This community, this divine Eden Project, is a fragile environment that often may appear artificial and contrived to those outside, but in it, we know that real life is present here – the life of all creation. This Church, this gathering of redeemed specimens from all corners of the world, needs constant attention, constant ventilation, and constant feeding. For this reason God never leaves her, He provides the powerful wind of the Holy Spirit to regulate her climate, and feeds her with the Body and Blood of his Son.

Like the tree of life in Eden, Jesus is at the heart of the new earthly paradise, the Church. Jesus is in the midst of our redeemed life as food, as refreshment, as medicine, and as Lord. His Eucharistic presence allows us to thrive and to flourish offering life, shelter, and hope to the world. Jesus, living in the Sacrament of the altar, is at the heart of the Church. Without Him, without his Body and Blood, the Church withers and drying out she breaks into lifeless splinters.


God our creator, 
by your gift
the tree of life was set at the heart of the earthly paradise,
and the bread of life at the heart of your Church...
The last few weeks have tested the faith of many in the Church, especially faith in a Church that is meant to be the divine Eden Project, a sign of hope and life for all. However, if anything, the current situation, full of wrangling and political games, should make us all the more aware of our need for the constant ventilation of the Holy Spirit and of the life freely offered to in the Eucharist.

As we welcome Our Lord Jesus in our midst for Benediction, let us turn towards Him who alone is the true source of life.
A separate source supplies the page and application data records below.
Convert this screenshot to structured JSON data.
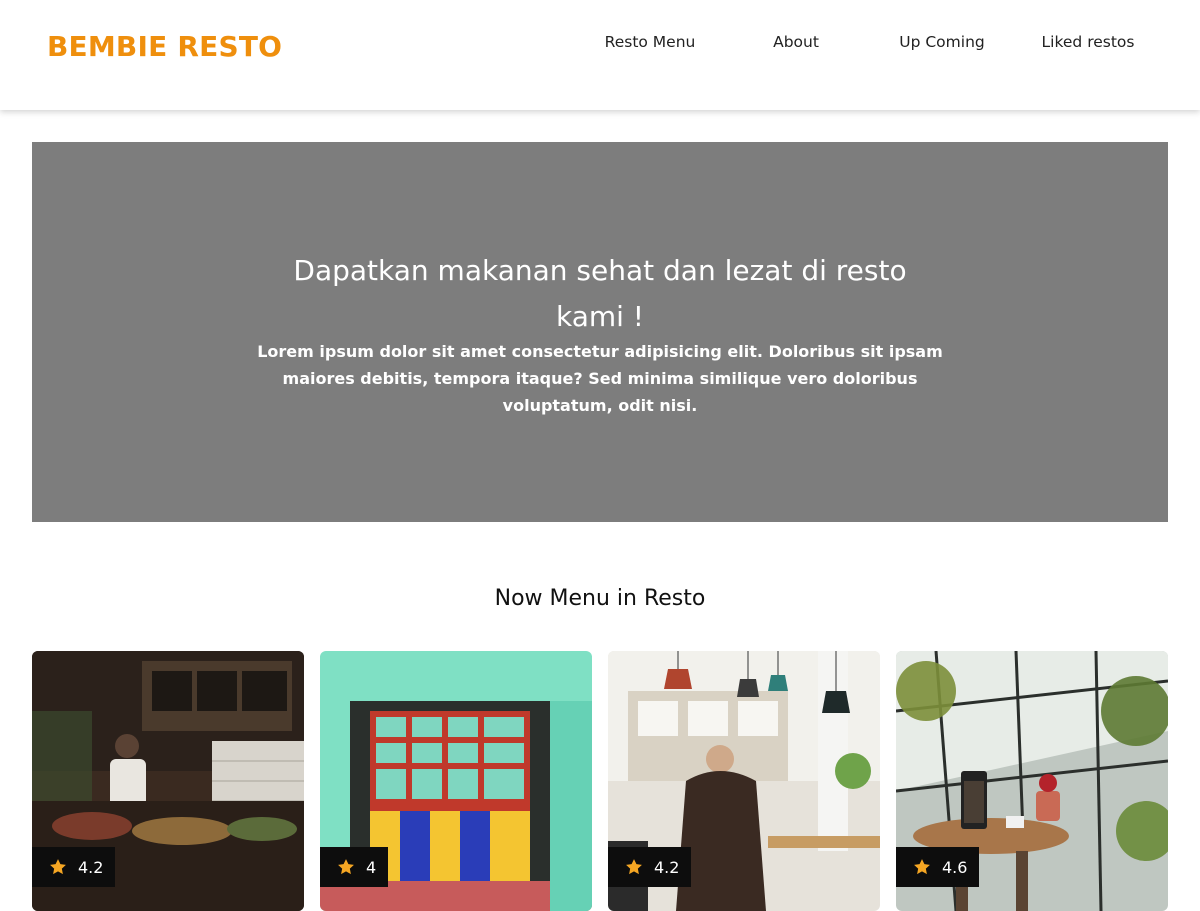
{
  "header": {
    "brand": "BEMBIE RESTO",
    "nav": [
      {
        "label": "Resto Menu"
      },
      {
        "label": "About"
      },
      {
        "label": "Up Coming"
      },
      {
        "label": "Liked restos"
      }
    ]
  },
  "hero": {
    "title": "Dapatkan makanan sehat dan lezat di resto kami !",
    "text": "Lorem ipsum dolor sit amet consectetur adipisicing elit. Doloribus sit ipsam maiores debitis, tempora itaque? Sed minima similique vero doloribus voluptatum, odit nisi."
  },
  "section": {
    "title": "Now Menu in Resto"
  },
  "restaurants": [
    {
      "rating": "4.2",
      "icon": "star-icon"
    },
    {
      "rating": "4",
      "icon": "star-icon"
    },
    {
      "rating": "4.2",
      "icon": "star-icon"
    },
    {
      "rating": "4.6",
      "icon": "star-icon"
    }
  ],
  "colors": {
    "brand": "#ef8f0d",
    "hero_bg": "#7d7d7d",
    "star": "#f5a623"
  }
}
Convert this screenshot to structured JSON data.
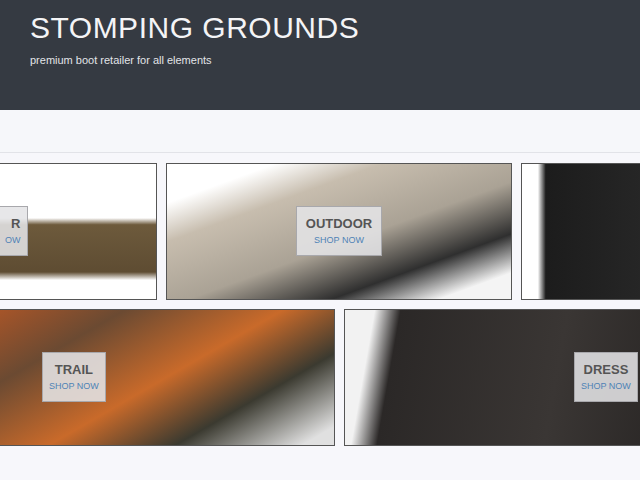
{
  "header": {
    "title": "STOMPING GROUNDS",
    "tagline": "premium boot retailer for all elements"
  },
  "rows": [
    {
      "tiles": [
        {
          "label": "R",
          "action": "OW"
        },
        {
          "label": "OUTDOOR",
          "action": "SHOP NOW"
        },
        {}
      ]
    },
    {
      "tiles": [
        {
          "label": "TRAIL",
          "action": "SHOP NOW"
        },
        {
          "label": "DRESS",
          "action": "SHOP NOW"
        }
      ]
    }
  ]
}
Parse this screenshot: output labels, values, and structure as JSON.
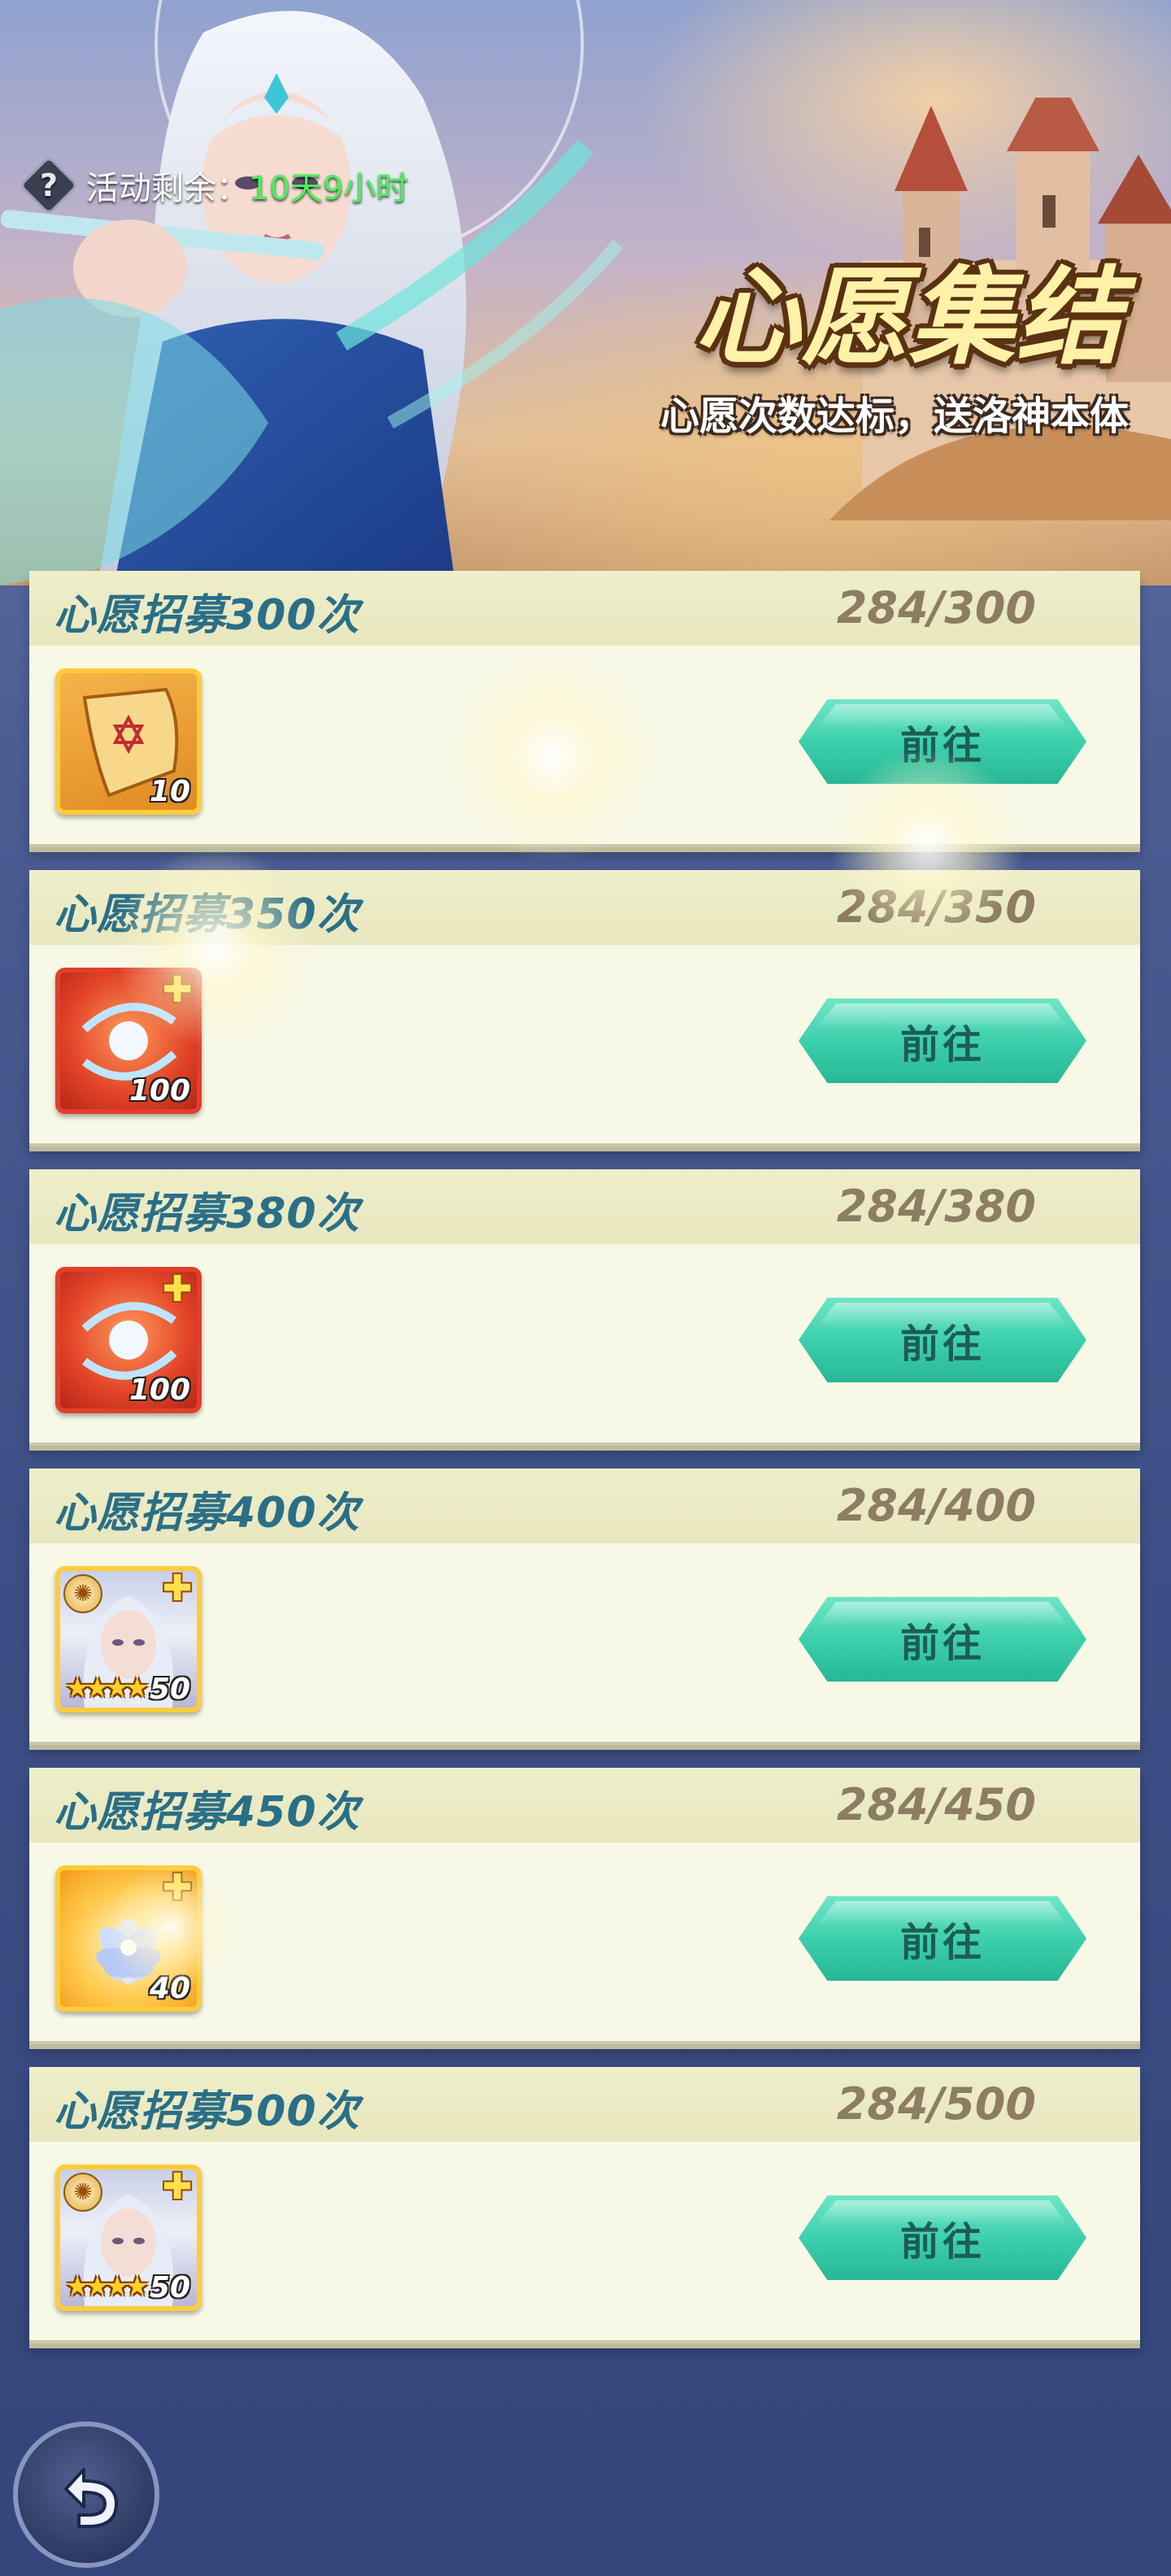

Let us make silence in his presence – and is words have to be spoken, let them be words of adoration, love, and intercession of the whole Church. Let us pray,

God our creator,
by your gift
the tree of life was set at the heart of the earthly paradise,
and the bread of life at the heart of your Church:
may we be transformed by the power of the Eucharist
and become prophetic signs of your love in the world; through Jesus Christ our Lord. Amen.
O Jesus, living in Mary,
Come and live in thy servants,
In the spirit of thy holiness,
In the fullness of thy might,
In the truth of thy virtues,
In the perfection of thy ways,
In the communion of thy mysteries.
Subdue every hostile power
In thy spirit, for the glory of the Father. Amen.